Stewardship And Power In Animal Farming
Animal agriculture has been around for thousands of years, and for a great deal of time, people have used language of “stewardship, husbandry, and dominion” to describe it. In contemporary agricultural practice, those words are still used very often, even when what they mean and how they work together is not well understood. Stewardship and husbandry may be related concepts (as they “both describe a process of interaction”), and the author here is even willing to describe how they work together as a “symbiotic ideology.” In other words, the idea that we live in harmony with farmed animals creates a (false) ideology that actually obscures our dominion. This “dominion” is the power relationships that is “inherent in animal agriculture” and unavoidable in any process that involves breeding and killing animals for their bodies.

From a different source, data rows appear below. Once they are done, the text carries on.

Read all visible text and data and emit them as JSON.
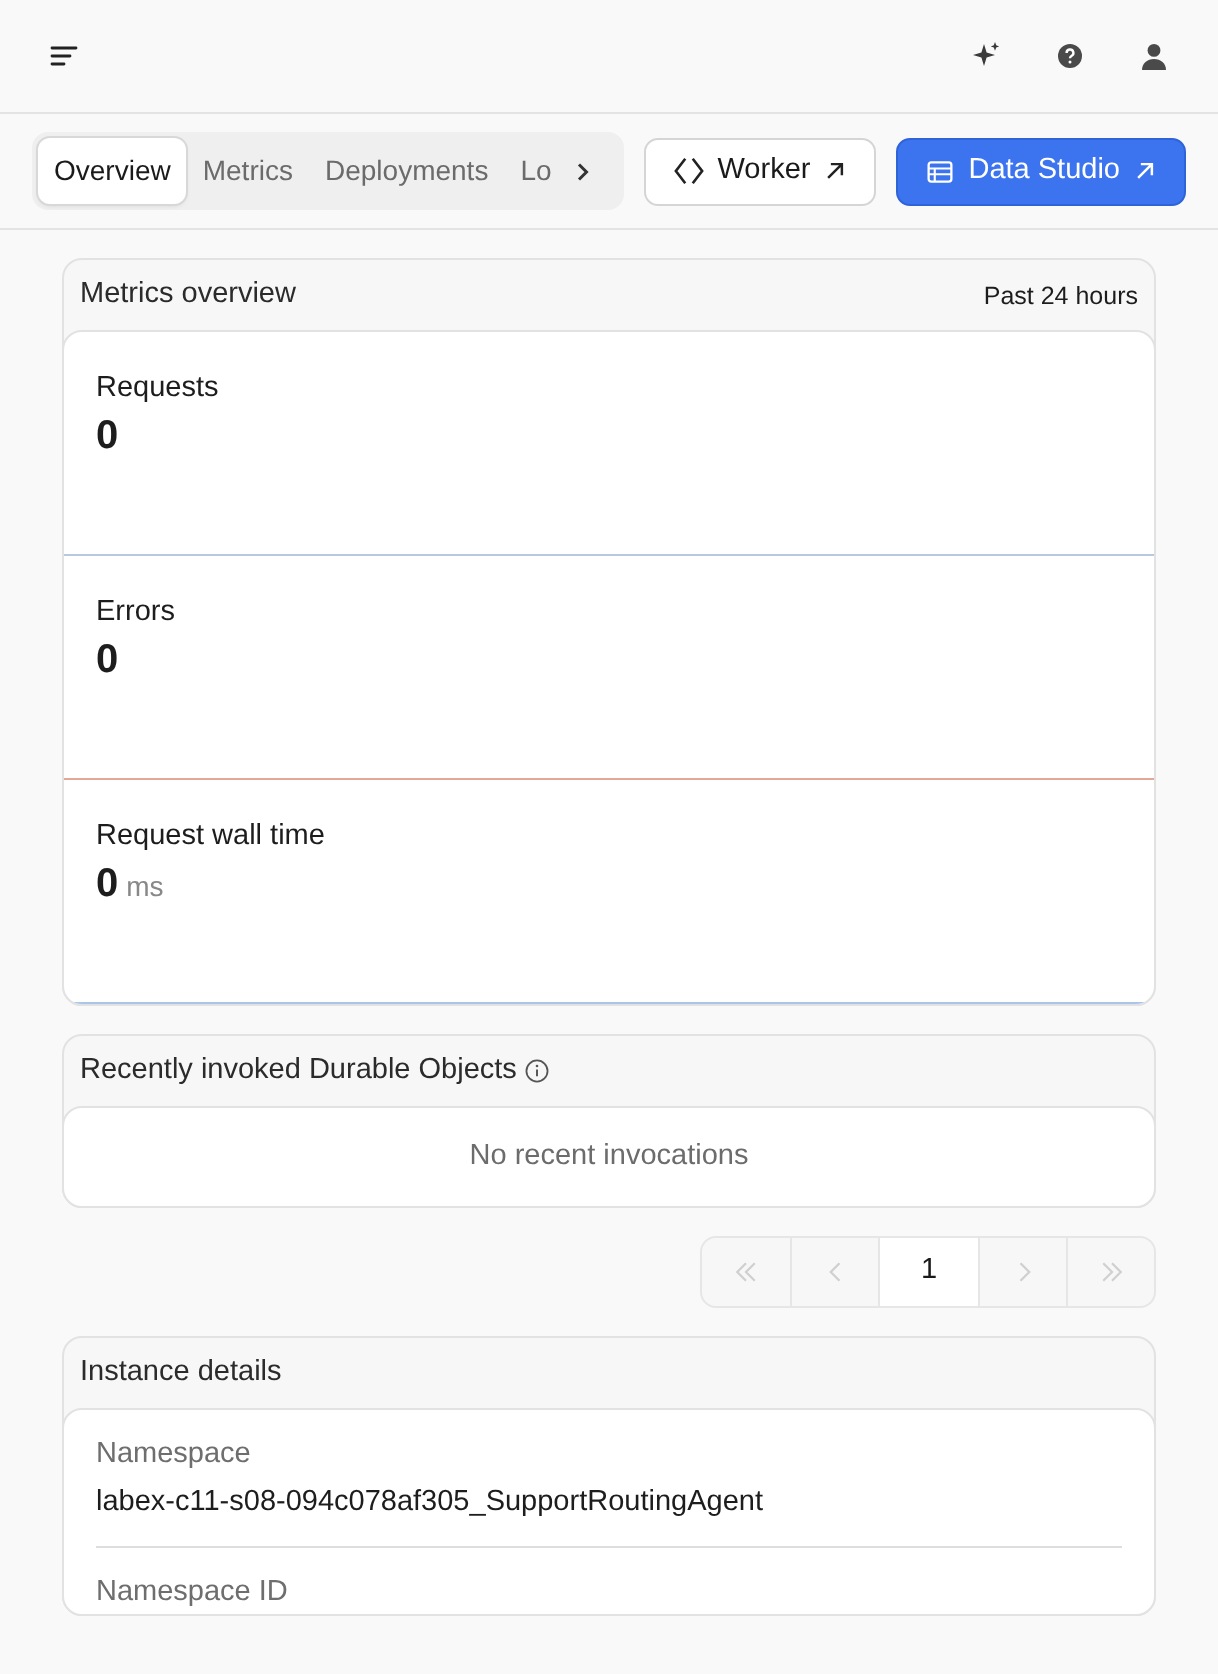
{
  "tabs": [
    {
      "label": "Overview",
      "selected": true
    },
    {
      "label": "Metrics",
      "selected": false
    },
    {
      "label": "Deployments",
      "selected": false
    },
    {
      "label": "Lo",
      "selected": false
    }
  ],
  "actions": [
    {
      "label": "Worker",
      "kind": "outline"
    },
    {
      "label": "Data Studio",
      "kind": "primary"
    }
  ],
  "metrics_overview": {
    "title": "Metrics overview",
    "range": "Past 24 hours",
    "metrics": [
      {
        "label": "Requests",
        "value": "0",
        "color": "#b9c7e0"
      },
      {
        "label": "Errors",
        "value": "0",
        "color": "#e2a797"
      },
      {
        "label": "Request wall time",
        "value": "0",
        "unit": "ms",
        "color": "#a9c5e8"
      }
    ]
  },
  "recent": {
    "title": "Recently invoked Durable Objects",
    "empty": "No recent invocations"
  },
  "pagination": [
    {
      "kind": "first",
      "disabled": true
    },
    {
      "kind": "prev",
      "disabled": true
    },
    {
      "kind": "page",
      "label": "1",
      "selected": true
    },
    {
      "kind": "next",
      "disabled": true
    },
    {
      "kind": "last",
      "disabled": true
    }
  ],
  "instance": {
    "title": "Instance details",
    "fields": [
      {
        "label": "Namespace",
        "value": "labex-c11-s08-094c078af305_SupportRoutingAgent"
      },
      {
        "label": "Namespace ID"
      }
    ]
  }
}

In this study, the author conducted semi-structured interviews with 43 farmers (nine of whom were women) in the western U.S. The goal was to try to better understand how cow farmers think about animals and the environment. All of those interviewed were full-time farmers; part-time or “hobby” farmers were excluded. In addition to the interviews, the author also observed participants while working. Stewardship and husbandry are “logics of balance,” the author notes. They are a way for people to imagine themselves in harmony with their surroundings, and animals, through a kind of “ancient contract.” This is a way of “mystifying exploitation.” It may be just a narrative trick, but the concepts of ancient contracts, stewardship, and husbandry are very real to farmers. They are also “intuitive to onlookers,” meaning that the concepts tend to resonate in the broader culture.
In their conclusion, the author notes that conventional “beef” production is likely the “best and most ethical incarnation of production.” And yet, beef production still doesn’t come anywhere close to the “mutually beneficial” relationship that farmers envision having with animals. This study, while on the philosophical side, might give advocates some insight into the way that farmers and other “agriculturalists” view their work. By knowing how they view and treat the animals under their care may help shape our advocacy when interacting with farmers and other farming stakeholders.